In addition to Dwyer's impressive outing, the Yellow Jackets received a dominating rushing performance from their entire offense, gaining 349 yards on the ground. In all, Georgia Tech blasted the Gamecocks for 484 yards of total offense.
Playing under Johnson's triple-option offensive system for the first time of the new head coach's tenure, the Yellow Jackets were expected have big production in the running game, sparked by a slew of long runs.
“The thing about our offense is that you don't know just when someone breaks a long run or will make some kind of big play,” Dwyer said of the system's unpredictability.
Adding two touchdowns to his repertoire, Dwyer started the game's scoring with a 21-yard run, before jetting into the end zone on another 27-yard run.

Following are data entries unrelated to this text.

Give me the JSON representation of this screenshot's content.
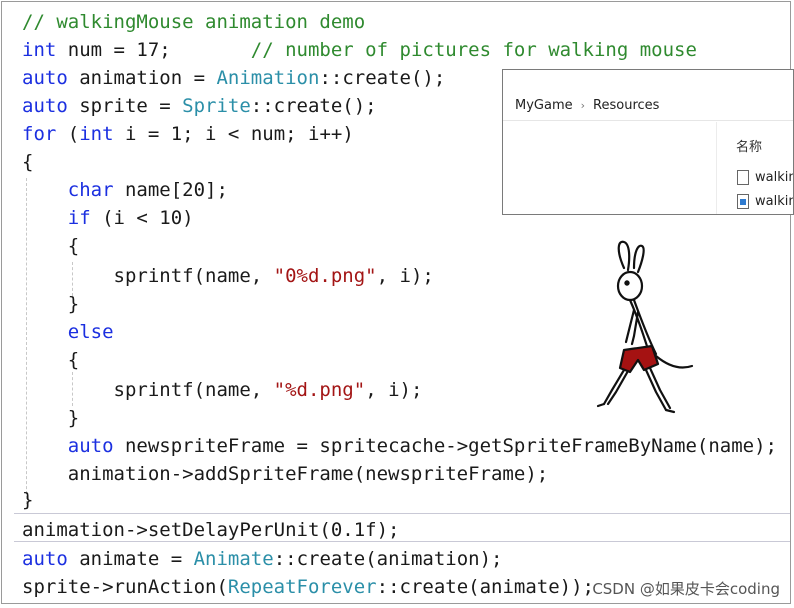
{
  "code": {
    "lines": [
      {
        "parts": [
          {
            "c": "cm",
            "t": "// walkingMouse animation demo"
          }
        ]
      },
      {
        "parts": [
          {
            "c": "kw",
            "t": "int"
          },
          {
            "c": "plain",
            "t": " num = 17;       "
          },
          {
            "c": "cm",
            "t": "// number of pictures for walking mouse"
          }
        ]
      },
      {
        "parts": [
          {
            "c": "kw",
            "t": "auto"
          },
          {
            "c": "plain",
            "t": " animation = "
          },
          {
            "c": "ty",
            "t": "Animation"
          },
          {
            "c": "plain",
            "t": "::create();"
          }
        ]
      },
      {
        "parts": [
          {
            "c": "kw",
            "t": "auto"
          },
          {
            "c": "plain",
            "t": " sprite = "
          },
          {
            "c": "ty",
            "t": "Sprite"
          },
          {
            "c": "plain",
            "t": "::create();"
          }
        ]
      },
      {
        "parts": [
          {
            "c": "kw",
            "t": "for"
          },
          {
            "c": "plain",
            "t": " ("
          },
          {
            "c": "kw",
            "t": "int"
          },
          {
            "c": "plain",
            "t": " i = 1; i < num; i++)"
          }
        ]
      },
      {
        "parts": [
          {
            "c": "plain",
            "t": "{"
          }
        ]
      },
      {
        "parts": [
          {
            "c": "plain",
            "t": "    "
          },
          {
            "c": "kw",
            "t": "char"
          },
          {
            "c": "plain",
            "t": " name[20];"
          }
        ]
      },
      {
        "parts": [
          {
            "c": "plain",
            "t": "    "
          },
          {
            "c": "kw",
            "t": "if"
          },
          {
            "c": "plain",
            "t": " (i < 10)"
          }
        ]
      },
      {
        "parts": [
          {
            "c": "plain",
            "t": "    {"
          }
        ]
      },
      {
        "parts": [
          {
            "c": "plain",
            "t": "        sprintf(name, "
          },
          {
            "c": "str",
            "t": "\"0%d.png\""
          },
          {
            "c": "plain",
            "t": ", i);"
          }
        ]
      },
      {
        "parts": [
          {
            "c": "plain",
            "t": "    }"
          }
        ]
      },
      {
        "parts": [
          {
            "c": "plain",
            "t": "    "
          },
          {
            "c": "kw",
            "t": "else"
          }
        ]
      },
      {
        "parts": [
          {
            "c": "plain",
            "t": "    {"
          }
        ]
      },
      {
        "parts": [
          {
            "c": "plain",
            "t": "        sprintf(name, "
          },
          {
            "c": "str",
            "t": "\"%d.png\""
          },
          {
            "c": "plain",
            "t": ", i);"
          }
        ]
      },
      {
        "parts": [
          {
            "c": "plain",
            "t": "    }"
          }
        ]
      },
      {
        "parts": [
          {
            "c": "plain",
            "t": "    "
          },
          {
            "c": "kw",
            "t": "auto"
          },
          {
            "c": "plain",
            "t": " newspriteFrame = spritecache->getSpriteFrameByName(name);"
          }
        ]
      },
      {
        "parts": [
          {
            "c": "plain",
            "t": "    animation->addSpriteFrame(newspriteFrame);"
          }
        ]
      },
      {
        "parts": [
          {
            "c": "plain",
            "t": "}"
          }
        ]
      },
      {
        "parts": [
          {
            "c": "plain",
            "t": "animation->setDelayPerUnit(0.1f);"
          }
        ]
      },
      {
        "parts": [
          {
            "c": "kw",
            "t": "auto"
          },
          {
            "c": "plain",
            "t": " animate = "
          },
          {
            "c": "ty",
            "t": "Animate"
          },
          {
            "c": "plain",
            "t": "::create(animation);"
          }
        ]
      },
      {
        "parts": [
          {
            "c": "plain",
            "t": "sprite->runAction("
          },
          {
            "c": "ty",
            "t": "RepeatForever"
          },
          {
            "c": "plain",
            "t": "::create(animate));"
          }
        ]
      }
    ]
  },
  "explorer": {
    "breadcrumb": [
      "MyGame",
      "Resources"
    ],
    "column_header": "名称",
    "files": [
      {
        "name": "walkin",
        "icon": "document-icon"
      },
      {
        "name": "walkin",
        "icon": "image-file-icon"
      }
    ]
  },
  "watermark": "CSDN @如果皮卡会coding",
  "colors": {
    "keyword": "#1b2fe0",
    "type": "#2b8fa8",
    "string": "#a31515",
    "comment": "#2f8a2f"
  }
}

On both those plays — as well as another 39-yard carry — the Gamecocks placed six, seven, and even eight players on the line of scrimmage. But speeding past that first set players, Dwyer only had a couple of defenders left to beat before reaching the end zone, Johnson said.

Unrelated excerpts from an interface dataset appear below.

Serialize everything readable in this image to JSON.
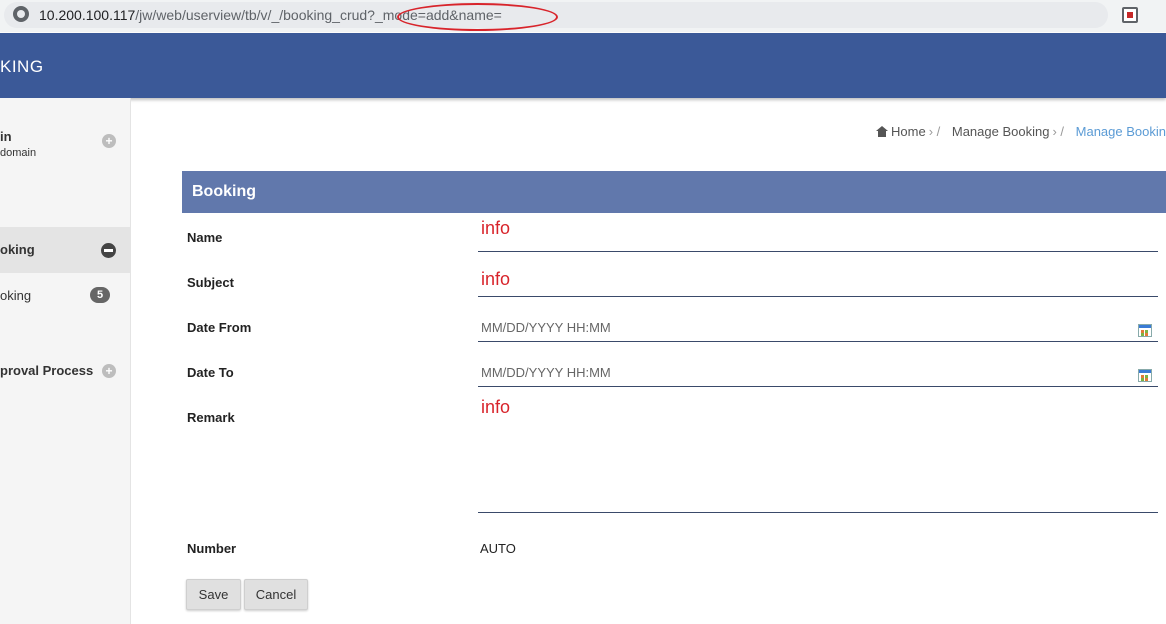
{
  "browser": {
    "url_host": "10.200.100.117",
    "url_path": "/jw/web/userview/tb/v/_/booking_crud?_mode=add&name="
  },
  "header": {
    "app_title": "KING"
  },
  "sidebar": {
    "user_name": "in",
    "user_domain": "domain",
    "items": [
      {
        "label": "oking",
        "active": true
      },
      {
        "label": "oking",
        "badge": "5"
      },
      {
        "label": "proval Process"
      }
    ]
  },
  "breadcrumb": {
    "items": [
      "Home",
      "Manage Booking",
      "Manage Bookin"
    ]
  },
  "form": {
    "title": "Booking",
    "fields": [
      {
        "label": "Name",
        "value": "info"
      },
      {
        "label": "Subject",
        "value": "info"
      },
      {
        "label": "Date From",
        "placeholder": "MM/DD/YYYY HH:MM"
      },
      {
        "label": "Date To",
        "placeholder": "MM/DD/YYYY HH:MM"
      },
      {
        "label": "Remark",
        "value": "info"
      },
      {
        "label": "Number",
        "value": "AUTO"
      }
    ],
    "buttons": {
      "save": "Save",
      "cancel": "Cancel"
    }
  },
  "colors": {
    "header_bg": "#3b5998",
    "panel_header_bg": "#6178ac",
    "annotation_red": "#d8242b",
    "breadcrumb_active": "#5b9bd5"
  },
  "icons": [
    "site-info-icon",
    "extension-icon",
    "home-icon",
    "plus-circle-icon",
    "minus-circle-icon",
    "calendar-icon"
  ]
}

“There's just nobody left on those plays, there's nobody behind them on the line (when the opposing team stacks the defensive front),” Johnson said. “So you're going to have those big plays.”
Also exhibiting a strong performance Thursday was Georgia Tech's own defense, blitzing into the Gamecocks' backfield numerous times, putting tons of pressure on Jacksonville State starting quarterback and LSU transfer Ryan Perrilloux.
“We did a pretty good job against — what I think — could be one of the best quarterbacks we face all year,” senior defensive lineman Darryl Richard said. “I mean, he's one heck of an athlete; a good scrambling quarterback. I know him well. I played against him a lot in high school (in Louisiana).”
With pressure on Perrilloux from the defensive line, the Yellow Jackets' secondary had several opportunities to make key plays of their own. Sophomore rover (safety) Morgan Burnett had two interceptions Thursday, and according to Richard, they were both the result of the young defender's growing confidence as a starter this season.
“He has this mentality that when the ball is in the air, it's just ‘Morgan's ball,’ ” Richard said. “He's definitely stepped up in that role this year. He just wants the ball.”